[WHAT THE TASK ASKS]
Leaving out every picture, output the records below exactly as they are.

--- GIVEN ENTRIES Enclosed Below ---

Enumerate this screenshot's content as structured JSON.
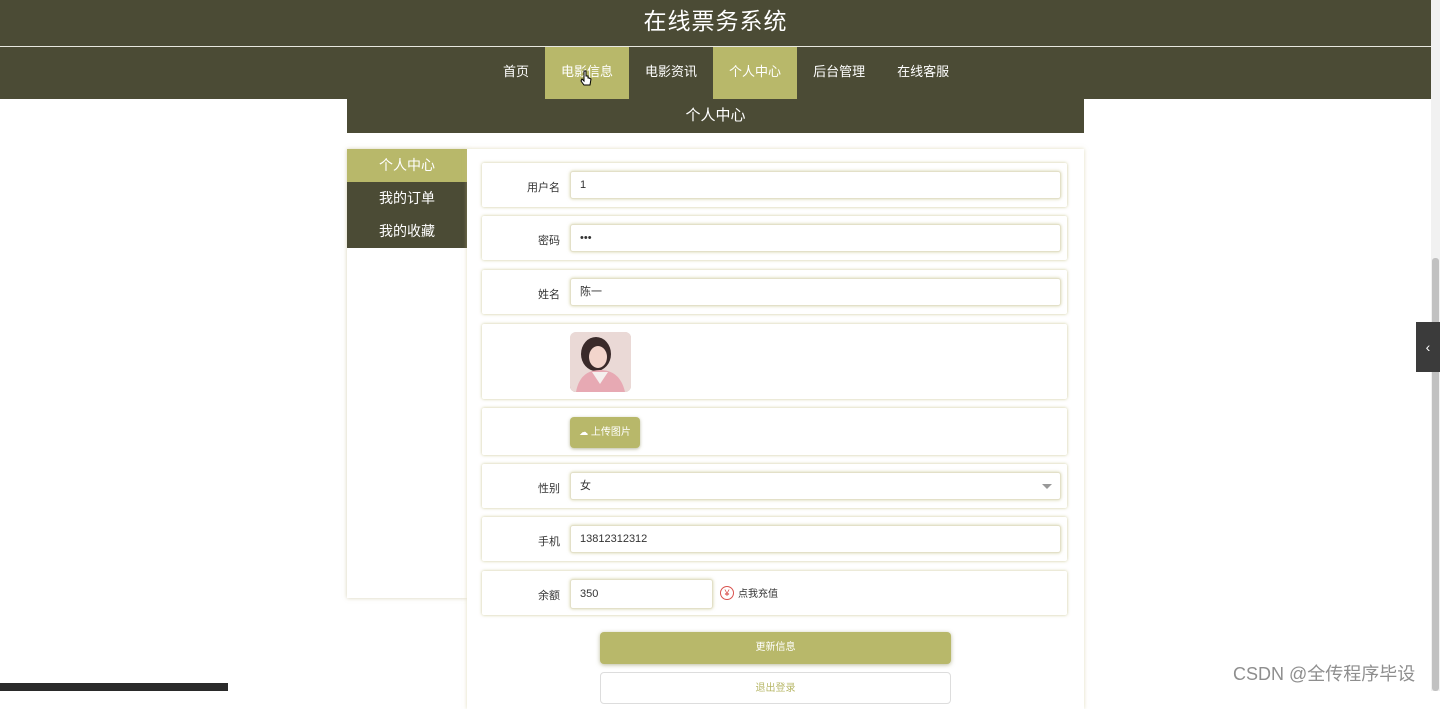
{
  "header": {
    "title": "在线票务系统"
  },
  "nav": {
    "items": [
      {
        "label": "首页",
        "active": false
      },
      {
        "label": "电影信息",
        "active": true
      },
      {
        "label": "电影资讯",
        "active": false
      },
      {
        "label": "个人中心",
        "active": true
      },
      {
        "label": "后台管理",
        "active": false
      },
      {
        "label": "在线客服",
        "active": false
      }
    ]
  },
  "banner": {
    "title": "个人中心"
  },
  "sidebar": {
    "items": [
      {
        "label": "个人中心",
        "active": true
      },
      {
        "label": "我的订单",
        "active": false
      },
      {
        "label": "我的收藏",
        "active": false
      }
    ]
  },
  "form": {
    "username": {
      "label": "用户名",
      "value": "1"
    },
    "password": {
      "label": "密码",
      "value": "•••"
    },
    "name": {
      "label": "姓名",
      "value": "陈一"
    },
    "upload_label": "上传图片",
    "gender": {
      "label": "性别",
      "value": "女"
    },
    "phone": {
      "label": "手机",
      "value": "13812312312"
    },
    "balance": {
      "label": "余额",
      "value": "350"
    },
    "recharge_label": "点我充值",
    "update_label": "更新信息",
    "logout_label": "退出登录"
  },
  "watermark": "CSDN @全传程序毕设",
  "colors": {
    "dark": "#4b4b35",
    "accent": "#b8b86a"
  }
}
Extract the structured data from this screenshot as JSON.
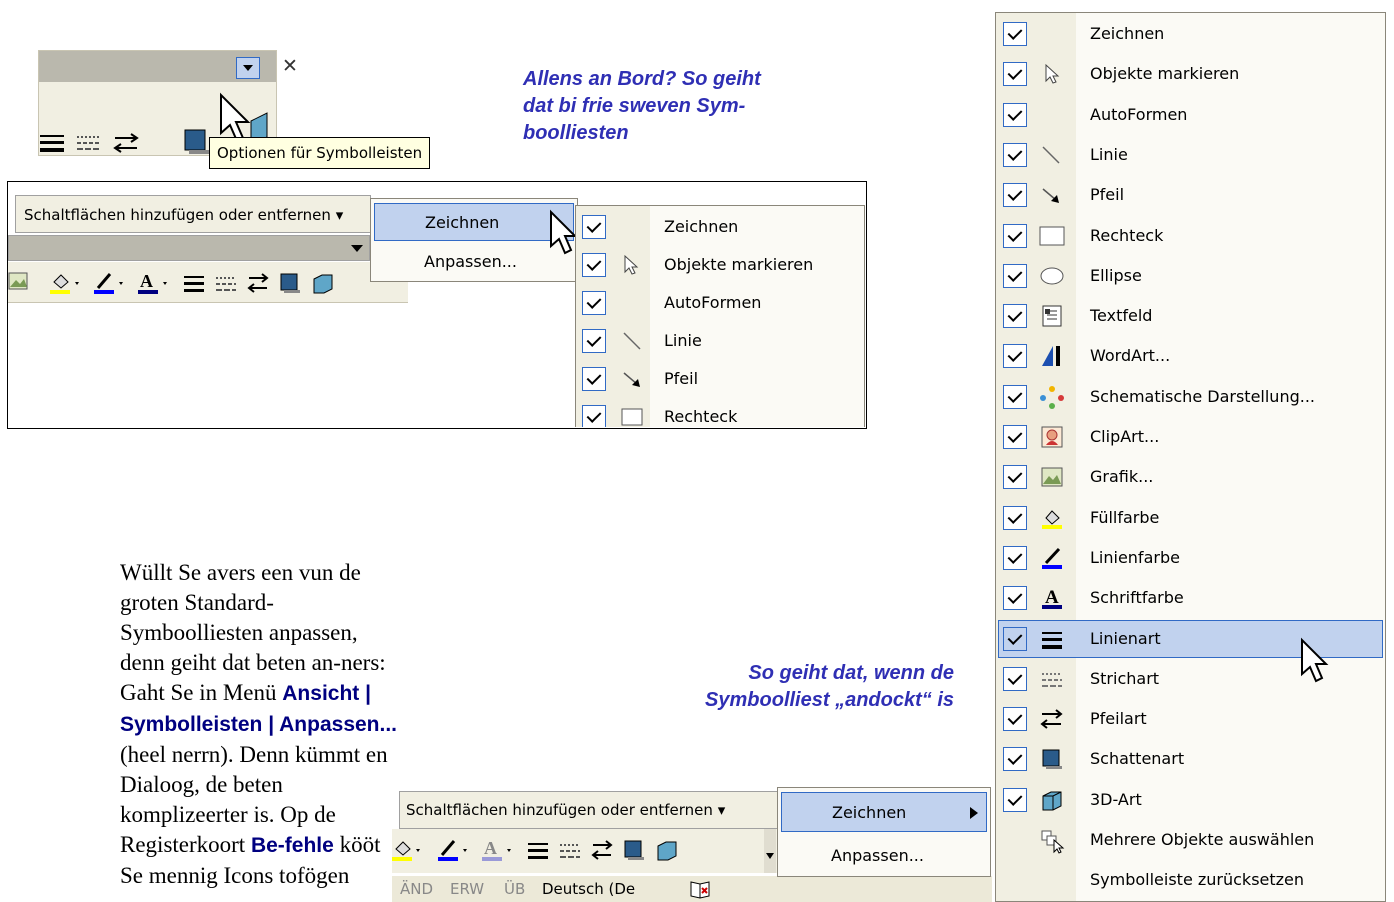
{
  "floating": {
    "tooltip": "Optionen für Symbolleisten"
  },
  "captions": {
    "top": [
      "Allens an Bord? So geiht",
      "dat bi frie sweven Sym-",
      "boolliesten"
    ],
    "docked": [
      "So geiht dat, wenn de",
      "Symboolliest „andockt“ is"
    ]
  },
  "mid": {
    "add_remove_label": "Schaltflächen hinzufügen oder entfernen ▾",
    "submenu": [
      {
        "label": "Zeichnen",
        "highlighted": true,
        "has_arrow": true
      },
      {
        "label": "Anpassen..."
      }
    ],
    "items": [
      "Zeichnen",
      "Objekte markieren",
      "AutoFormen",
      "Linie",
      "Pfeil",
      "Rechteck"
    ]
  },
  "body_text": {
    "p1": "Wüllt Se avers een vun de groten Standard-Symboolliesten anpassen, denn geiht dat beten an-ners: Gaht Se in Menü",
    "menu_path": "Ansicht | Symbolleisten | Anpassen...",
    "p2": "(heel nerrn). Denn kümmt en Dialoog, de beten komplizeerter is. Op de Registerkoort",
    "tab_name": "Be-fehle",
    "p3": "kööt Se mennig Icons tofögen"
  },
  "docked": {
    "add_remove_label": "Schaltflächen hinzufügen oder entfernen ▾",
    "submenu": [
      {
        "label": "Zeichnen",
        "highlighted": true,
        "has_arrow": true
      },
      {
        "label": "Anpassen..."
      }
    ],
    "status": [
      "ÄND",
      "ERW",
      "ÜB",
      "Deutsch (De"
    ]
  },
  "big_menu": {
    "items": [
      {
        "label": "Zeichnen",
        "checked": true,
        "icon": "none"
      },
      {
        "label": "Objekte markieren",
        "checked": true,
        "icon": "pointer-icon"
      },
      {
        "label": "AutoFormen",
        "checked": true,
        "icon": "none"
      },
      {
        "label": "Linie",
        "checked": true,
        "icon": "line-icon"
      },
      {
        "label": "Pfeil",
        "checked": true,
        "icon": "arrow-icon"
      },
      {
        "label": "Rechteck",
        "checked": true,
        "icon": "rectangle-icon"
      },
      {
        "label": "Ellipse",
        "checked": true,
        "icon": "ellipse-icon"
      },
      {
        "label": "Textfeld",
        "checked": true,
        "icon": "textbox-icon"
      },
      {
        "label": "WordArt...",
        "checked": true,
        "icon": "wordart-icon"
      },
      {
        "label": "Schematische Darstellung...",
        "checked": true,
        "icon": "diagram-icon"
      },
      {
        "label": "ClipArt...",
        "checked": true,
        "icon": "clipart-icon"
      },
      {
        "label": "Grafik...",
        "checked": true,
        "icon": "picture-icon"
      },
      {
        "label": "Füllfarbe",
        "checked": true,
        "icon": "fill-color-icon"
      },
      {
        "label": "Linienfarbe",
        "checked": true,
        "icon": "line-color-icon"
      },
      {
        "label": "Schriftfarbe",
        "checked": true,
        "icon": "font-color-icon"
      },
      {
        "label": "Linienart",
        "checked": true,
        "icon": "line-style-icon",
        "highlighted": true
      },
      {
        "label": "Strichart",
        "checked": true,
        "icon": "dash-style-icon"
      },
      {
        "label": "Pfeilart",
        "checked": true,
        "icon": "arrow-style-icon"
      },
      {
        "label": "Schattenart",
        "checked": true,
        "icon": "shadow-icon"
      },
      {
        "label": "3D-Art",
        "checked": true,
        "icon": "3d-icon"
      },
      {
        "label": "Mehrere Objekte auswählen",
        "checked": false,
        "icon": "multi-select-icon"
      },
      {
        "label": "Symbolleiste zurücksetzen",
        "checked": false,
        "icon": "none"
      }
    ]
  },
  "colors": {
    "highlight": "#c1d2ee",
    "highlight_border": "#316ac5",
    "caption": "#2f2fb4",
    "menu_bg": "#fbfaf5",
    "toolbar_bg": "#f1efe2"
  }
}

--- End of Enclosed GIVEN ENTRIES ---

[EXPECTED ANSWER]
Enumerate this screenshot's content as structured JSON.
{
  "header": {
    "title": "在线票务系统"
  },
  "nav": {
    "items": [
      {
        "label": "首页",
        "active": false
      },
      {
        "label": "电影信息",
        "active": true
      },
      {
        "label": "电影资讯",
        "active": false
      },
      {
        "label": "个人中心",
        "active": true
      },
      {
        "label": "后台管理",
        "active": false
      },
      {
        "label": "在线客服",
        "active": false
      }
    ]
  },
  "banner": {
    "title": "个人中心"
  },
  "sidebar": {
    "items": [
      {
        "label": "个人中心",
        "active": true
      },
      {
        "label": "我的订单",
        "active": false
      },
      {
        "label": "我的收藏",
        "active": false
      }
    ]
  },
  "form": {
    "username": {
      "label": "用户名",
      "value": "1"
    },
    "password": {
      "label": "密码",
      "value": "•••"
    },
    "name": {
      "label": "姓名",
      "value": "陈一"
    },
    "upload_label": "上传图片",
    "gender": {
      "label": "性别",
      "value": "女"
    },
    "phone": {
      "label": "手机",
      "value": "13812312312"
    },
    "balance": {
      "label": "余额",
      "value": "350"
    },
    "recharge_label": "点我充值",
    "update_label": "更新信息",
    "logout_label": "退出登录"
  },
  "watermark": "CSDN @全传程序毕设",
  "colors": {
    "dark": "#4b4b35",
    "accent": "#b8b86a"
  }
}
Extract the structured data from this screenshot as JSON.
{
  "floating": {
    "tooltip": "Optionen für Symbolleisten"
  },
  "captions": {
    "top": [
      "Allens an Bord? So geiht",
      "dat bi frie sweven Sym-",
      "boolliesten"
    ],
    "docked": [
      "So geiht dat, wenn de",
      "Symboolliest „andockt“ is"
    ]
  },
  "mid": {
    "add_remove_label": "Schaltflächen hinzufügen oder entfernen ▾",
    "submenu": [
      {
        "label": "Zeichnen",
        "highlighted": true,
        "has_arrow": true
      },
      {
        "label": "Anpassen..."
      }
    ],
    "items": [
      "Zeichnen",
      "Objekte markieren",
      "AutoFormen",
      "Linie",
      "Pfeil",
      "Rechteck"
    ]
  },
  "body_text": {
    "p1": "Wüllt Se avers een vun de groten Standard-Symboolliesten anpassen, denn geiht dat beten an-ners: Gaht Se in Menü",
    "menu_path": "Ansicht | Symbolleisten | Anpassen...",
    "p2": "(heel nerrn). Denn kümmt en Dialoog, de beten komplizeerter is. Op de Registerkoort",
    "tab_name": "Be-fehle",
    "p3": "kööt Se mennig Icons tofögen"
  },
  "docked": {
    "add_remove_label": "Schaltflächen hinzufügen oder entfernen ▾",
    "submenu": [
      {
        "label": "Zeichnen",
        "highlighted": true,
        "has_arrow": true
      },
      {
        "label": "Anpassen..."
      }
    ],
    "status": [
      "ÄND",
      "ERW",
      "ÜB",
      "Deutsch (De"
    ]
  },
  "big_menu": {
    "items": [
      {
        "label": "Zeichnen",
        "checked": true,
        "icon": "none"
      },
      {
        "label": "Objekte markieren",
        "checked": true,
        "icon": "pointer-icon"
      },
      {
        "label": "AutoFormen",
        "checked": true,
        "icon": "none"
      },
      {
        "label": "Linie",
        "checked": true,
        "icon": "line-icon"
      },
      {
        "label": "Pfeil",
        "checked": true,
        "icon": "arrow-icon"
      },
      {
        "label": "Rechteck",
        "checked": true,
        "icon": "rectangle-icon"
      },
      {
        "label": "Ellipse",
        "checked": true,
        "icon": "ellipse-icon"
      },
      {
        "label": "Textfeld",
        "checked": true,
        "icon": "textbox-icon"
      },
      {
        "label": "WordArt...",
        "checked": true,
        "icon": "wordart-icon"
      },
      {
        "label": "Schematische Darstellung...",
        "checked": true,
        "icon": "diagram-icon"
      },
      {
        "label": "ClipArt...",
        "checked": true,
        "icon": "clipart-icon"
      },
      {
        "label": "Grafik...",
        "checked": true,
        "icon": "picture-icon"
      },
      {
        "label": "Füllfarbe",
        "checked": true,
        "icon": "fill-color-icon"
      },
      {
        "label": "Linienfarbe",
        "checked": true,
        "icon": "line-color-icon"
      },
      {
        "label": "Schriftfarbe",
        "checked": true,
        "icon": "font-color-icon"
      },
      {
        "label": "Linienart",
        "checked": true,
        "icon": "line-style-icon",
        "highlighted": true
      },
      {
        "label": "Strichart",
        "checked": true,
        "icon": "dash-style-icon"
      },
      {
        "label": "Pfeilart",
        "checked": true,
        "icon": "arrow-style-icon"
      },
      {
        "label": "Schattenart",
        "checked": true,
        "icon": "shadow-icon"
      },
      {
        "label": "3D-Art",
        "checked": true,
        "icon": "3d-icon"
      },
      {
        "label": "Mehrere Objekte auswählen",
        "checked": false,
        "icon": "multi-select-icon"
      },
      {
        "label": "Symbolleiste zurücksetzen",
        "checked": false,
        "icon": "none"
      }
    ]
  },
  "colors": {
    "highlight": "#c1d2ee",
    "highlight_border": "#316ac5",
    "caption": "#2f2fb4",
    "menu_bg": "#fbfaf5",
    "toolbar_bg": "#f1efe2"
  }
}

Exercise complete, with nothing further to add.